Though neither Nitzsche nor Lofgren stayed long, the group faced an even more daunting problem - Whitten's drug use. The group was forced to rely on outside musicians on a pair of '72 albums, "Loose" and "At Crooked Lake."
Whitten, now out of Crazy Horse, asked Young for a spot in the latter's touring band to promote "Harvest." Whitten arrived at Young's Northern California ranch for rehearsals but simply didn't mesh with the other musicians. As a result, he was fired. Young paid Whitten's air fare back to L.A. That evening Whitten died of a drug overdose - a fatal combination of Valium and alcohol. Whitten was taking Valium for severe knee arthritis. He used alcohol to try to get over his heroin addiction.
"Danny just wasn't happy," Young said. "It just all came down on him. He was engulfed by this drug. That was too bad. He was really good."
In '74, Crazy Horse added rhythm guitarist Frank "Poncho" Sampedro. "We were all soaring," said Talbot. "Neil loved it. We all loved it. It was the first time we heard the Horse since Danny Whitten died."
"Zuma" was Young's seventh solo album but only his second full-length set with Crazy Horse. The '75 release marked Sampedro's recording debut with the group.

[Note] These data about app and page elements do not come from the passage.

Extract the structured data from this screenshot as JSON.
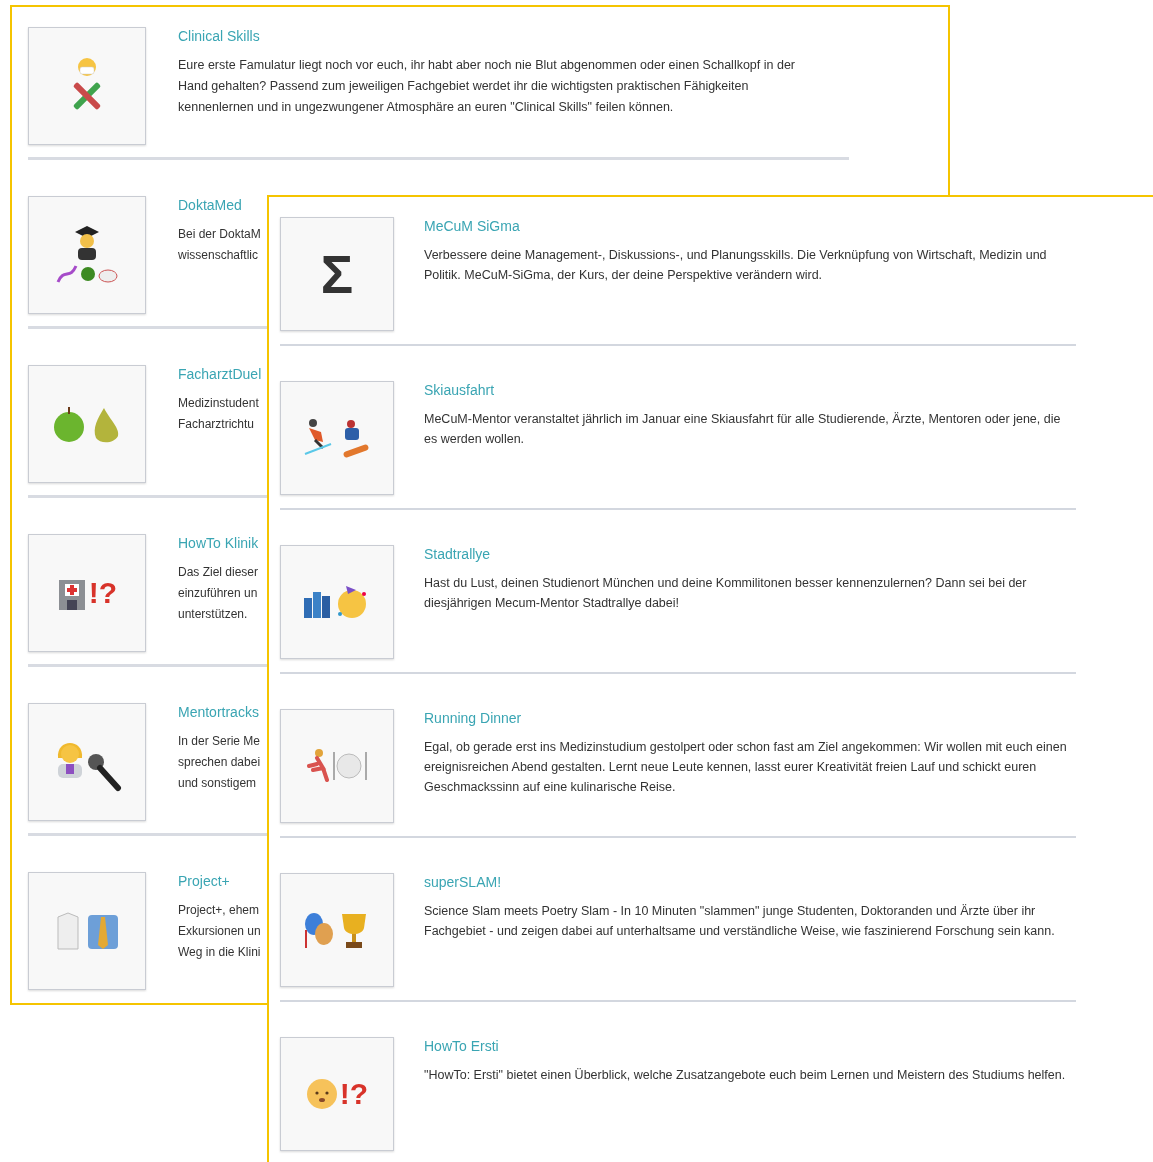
{
  "left_page": {
    "items": [
      {
        "title": "Clinical Skills",
        "text": "Eure erste Famulatur liegt noch vor euch, ihr habt aber noch nie Blut abgenommen oder einen Schallkopf in der Hand gehalten? Passend zum jeweiligen Fachgebiet werdet ihr die wichtigsten praktischen Fähigkeiten kennenlernen und in ungezwungener Atmosphäre an euren \"Clinical Skills\" feilen können."
      },
      {
        "title": "DoktaMed",
        "visible_lines": [
          "Bei der DoktaM",
          "wissenschaftlic"
        ]
      },
      {
        "title": "FacharztDuel",
        "visible_lines": [
          "Medizinstudent",
          "Facharztrichtu"
        ]
      },
      {
        "title": "HowTo Klinik",
        "symbol": "!?",
        "visible_lines": [
          "Das Ziel dieser",
          "einzuführen un",
          "unterstützen."
        ]
      },
      {
        "title": "Mentortracks",
        "visible_lines": [
          "In der Serie Me",
          "sprechen dabei",
          "und sonstigem"
        ]
      },
      {
        "title": "Project+",
        "visible_lines": [
          "Project+, ehem",
          "Exkursionen un",
          "Weg in die Klini"
        ]
      }
    ]
  },
  "right_page": {
    "items": [
      {
        "title": "MeCuM SiGma",
        "symbol": "Σ",
        "text": "Verbessere deine Management-, Diskussions-, und Planungsskills. Die Verknüpfung von Wirtschaft, Medizin und Politik. MeCuM-SiGma, der Kurs, der deine Perspektive verändern wird."
      },
      {
        "title": "Skiausfahrt",
        "text": "MeCuM-Mentor veranstaltet jährlich im Januar eine Skiausfahrt für alle Studierende, Ärzte, Mentoren oder jene, die es werden wollen."
      },
      {
        "title": "Stadtrallye",
        "text": "Hast du Lust, deinen Studienort München und deine Kommilitonen besser kennenzulernen? Dann sei bei der diesjährigen Mecum-Mentor Stadtrallye dabei!"
      },
      {
        "title": "Running Dinner",
        "text": "Egal, ob gerade erst ins Medizinstudium gestolpert oder schon fast am Ziel angekommen: Wir wollen mit euch einen ereignisreichen Abend gestalten. Lernt neue Leute kennen, lasst eurer Kreativität freien Lauf und schickt euren Geschmackssinn auf eine kulinarische Reise."
      },
      {
        "title": "superSLAM!",
        "text": "Science Slam meets Poetry Slam - In 10 Minuten \"slammen\" junge Studenten, Doktoranden und Ärzte über ihr Fachgebiet -  und zeigen dabei auf unterhaltsame und verständliche Weise, wie faszinierend Forschung sein kann."
      },
      {
        "title": "HowTo Ersti",
        "symbol": "!?",
        "text": "\"HowTo: Ersti\" bietet einen Überblick, welche Zusatzangebote euch beim Lernen und Meistern des Studiums helfen."
      }
    ]
  }
}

Crazy Horse figured predominately on Young's '77's "American Stars 'n Bars" but were only played on two songs for "Comes A Time." One of the songs was "Lotta Love," which Nicolette Larson covered and turned into a hit.
"Crazy Moon" dropped in '78. It was the last Crazy Horse album for over a decade.

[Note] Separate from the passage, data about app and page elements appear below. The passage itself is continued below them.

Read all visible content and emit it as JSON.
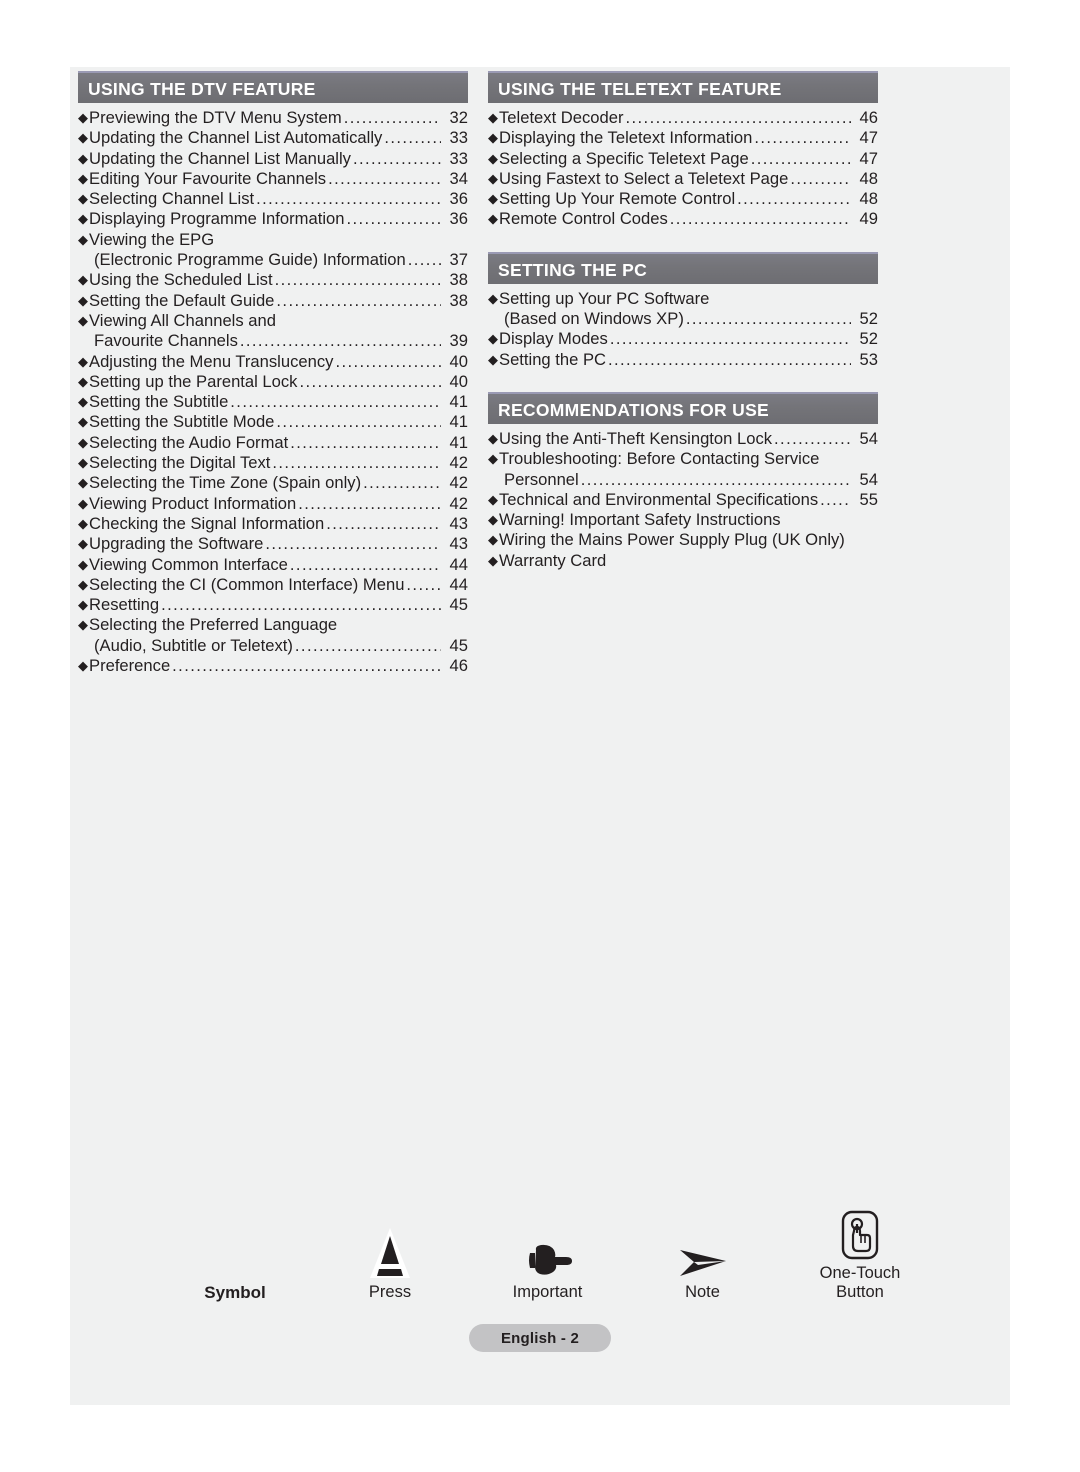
{
  "page": {
    "footer_badge": "English - 2"
  },
  "columns": [
    {
      "sections": [
        {
          "header": "USING THE DTV FEATURE",
          "entries": [
            {
              "title": "Previewing the DTV Menu System",
              "page": "32"
            },
            {
              "title": "Updating the Channel List Automatically",
              "page": "33"
            },
            {
              "title": "Updating the Channel List Manually",
              "page": "33"
            },
            {
              "title": "Editing Your Favourite Channels",
              "page": "34"
            },
            {
              "title": "Selecting Channel List",
              "page": "36"
            },
            {
              "title": "Displaying Programme Information",
              "page": "36"
            },
            {
              "title": "Viewing the EPG",
              "cont": "(Electronic Programme Guide) Information",
              "page": "37"
            },
            {
              "title": "Using the Scheduled List",
              "page": "38"
            },
            {
              "title": "Setting the Default Guide",
              "page": "38"
            },
            {
              "title": "Viewing All Channels and",
              "cont": "Favourite Channels",
              "page": "39"
            },
            {
              "title": "Adjusting the Menu Translucency",
              "page": "40"
            },
            {
              "title": "Setting up the Parental Lock",
              "page": "40"
            },
            {
              "title": "Setting the Subtitle",
              "page": "41"
            },
            {
              "title": "Setting the Subtitle Mode",
              "page": "41"
            },
            {
              "title": "Selecting the Audio Format",
              "page": "41"
            },
            {
              "title": "Selecting the Digital Text",
              "page": "42"
            },
            {
              "title": "Selecting the Time Zone (Spain only)",
              "page": "42"
            },
            {
              "title": "Viewing Product Information",
              "page": "42"
            },
            {
              "title": "Checking the Signal Information",
              "page": "43"
            },
            {
              "title": "Upgrading the Software",
              "page": "43"
            },
            {
              "title": "Viewing Common Interface",
              "page": "44"
            },
            {
              "title": "Selecting the CI (Common Interface) Menu",
              "page": "44"
            },
            {
              "title": "Resetting",
              "page": "45"
            },
            {
              "title": "Selecting the Preferred Language",
              "cont": "(Audio, Subtitle or Teletext)",
              "page": "45"
            },
            {
              "title": "Preference",
              "page": "46"
            }
          ]
        }
      ]
    },
    {
      "sections": [
        {
          "header": "USING THE TELETEXT FEATURE",
          "entries": [
            {
              "title": "Teletext Decoder",
              "page": "46"
            },
            {
              "title": "Displaying the Teletext Information",
              "page": "47"
            },
            {
              "title": "Selecting a Specific Teletext Page",
              "page": "47"
            },
            {
              "title": "Using Fastext to Select a Teletext Page",
              "page": "48"
            },
            {
              "title": "Setting Up Your Remote Control",
              "page": "48"
            },
            {
              "title": "Remote Control Codes",
              "page": "49"
            }
          ]
        },
        {
          "header": "SETTING THE PC",
          "entries": [
            {
              "title": "Setting up Your PC Software",
              "cont": "(Based on Windows XP)",
              "page": "52"
            },
            {
              "title": "Display Modes",
              "page": "52"
            },
            {
              "title": "Setting the PC",
              "page": "53"
            }
          ]
        },
        {
          "header": "RECOMMENDATIONS FOR USE",
          "entries": [
            {
              "title": "Using the Anti-Theft Kensington Lock",
              "page": "54"
            },
            {
              "title": "Troubleshooting: Before Contacting Service",
              "cont": "Personnel",
              "page": "54"
            },
            {
              "title": "Technical and Environmental Specifications",
              "page": "55"
            },
            {
              "title": "Warning! Important Safety Instructions",
              "page": ""
            },
            {
              "title": "Wiring the Mains Power Supply Plug (UK Only)",
              "page": ""
            },
            {
              "title": "Warranty Card",
              "page": ""
            }
          ]
        }
      ]
    }
  ],
  "legend": [
    {
      "icon": "none",
      "label": "Symbol",
      "label2": ""
    },
    {
      "icon": "press-triangle-icon",
      "label": "Press",
      "label2": ""
    },
    {
      "icon": "pointing-hand-icon",
      "label": "Important",
      "label2": ""
    },
    {
      "icon": "arrowhead-note-icon",
      "label": "Note",
      "label2": ""
    },
    {
      "icon": "one-touch-button-icon",
      "label": "One-Touch",
      "label2": "Button"
    }
  ],
  "colors": {
    "header_bar": "#74747a",
    "header_top_line": "#9a9ab4",
    "page_bg": "#f0f1f1",
    "text": "#231f20",
    "badge_bg": "#c3c3c5"
  }
}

They backed Young on the tour that led to the successful "Rust Never Sleeps" and "Live Rust" albums. Both were credited to Young and Crazy Horse.
Young, who spent a chunk of the '80s dabbling in various musical genres, didn't really have a place for Crazy Horse. On one project Young decided to keep Sampedro but not Talbot and Molina. As a result, the dismissed pair recorded the group's fifth album, '89's"Left For Dead, without Sampedro.
But the full line-up of Sampedro, Talbot and Molina were on hand for Young's '90 set "Ragged Glory" and they continued to work with him over the next dozen years. ("Sleeps With Angels," "Broken Arrow" and the live "Year Of The Horse"). Young's feeling that the songs on "Greendale" only needed one guitar meant Sampedro didn't participate in those sessions but he did tour.
Originally, Crazy Horse backed Young on "Are You Passionate?" but the sessions proved unsatisfactory and Young ended up working with Booker T. & The MGs. At the time, Young had some critical words for his long-time backing band.
"They have to be together before I can be together with them," he stated. "They haven't been doing anything together, so they need to be able to do it. I have to go with things that are going to support me. But I think they can do it."
They did. Crazy Horse recorded "Americana" with Young and toured with him, for the first time in eight years, in support of the '12 album.
They also issued "Psychedelic Pill" later in the year. Though the title indicated a return to the late '60s, and the handful of extended jams reflected that, the album was actually a potent shot of their no frills, pre-psychedelic Garage Rock.
1971 Crazy Horse
1972 At Crooked Lake
1978 Crazy Moon
1989 Left For Dead
2005 Gone Dead Train: The Best Of Crazy Horse 1971-1989
2005 Scratchy: The Complete Reprise Recordings
Neil Young & Crazy Horse
1969 Everybody Knows This Is Nowhere
1970 After the Gold Rush ("Oh Lonesome Me," "When You Dance I Can Really Love," and "I Believe In You")
1975 Tonight's The Night ("Come On Baby Let's Go Downtown" - recorded live at the Fillmore East, '70)
1977 American Stars 'n Bars
1978 Comes A Time ("Look Out For My Love" and "Lotta Love")
1979 Rust Never Sleeps ("Powderfinger," "Hey Hey, My My (Into the Black)," "Welfare Mothers" and "Sedan Delivery")
1979 Live Rust (live)
1990 Ragged Glory
1991 Weld (live)
1991 Arc (live composite of feedback, guitar noise, and vocal fragments)
1994 Sleeps With Angels
1995 The Complex Sessions (EP, promo only)
1996 Broken Arrow
1997 Year Of The Horse (live)
2002 Are You Passionate? ("Goin' Home")
2006 Live At The Fillmore East (recorded '70)
2012 Psychedelic Pill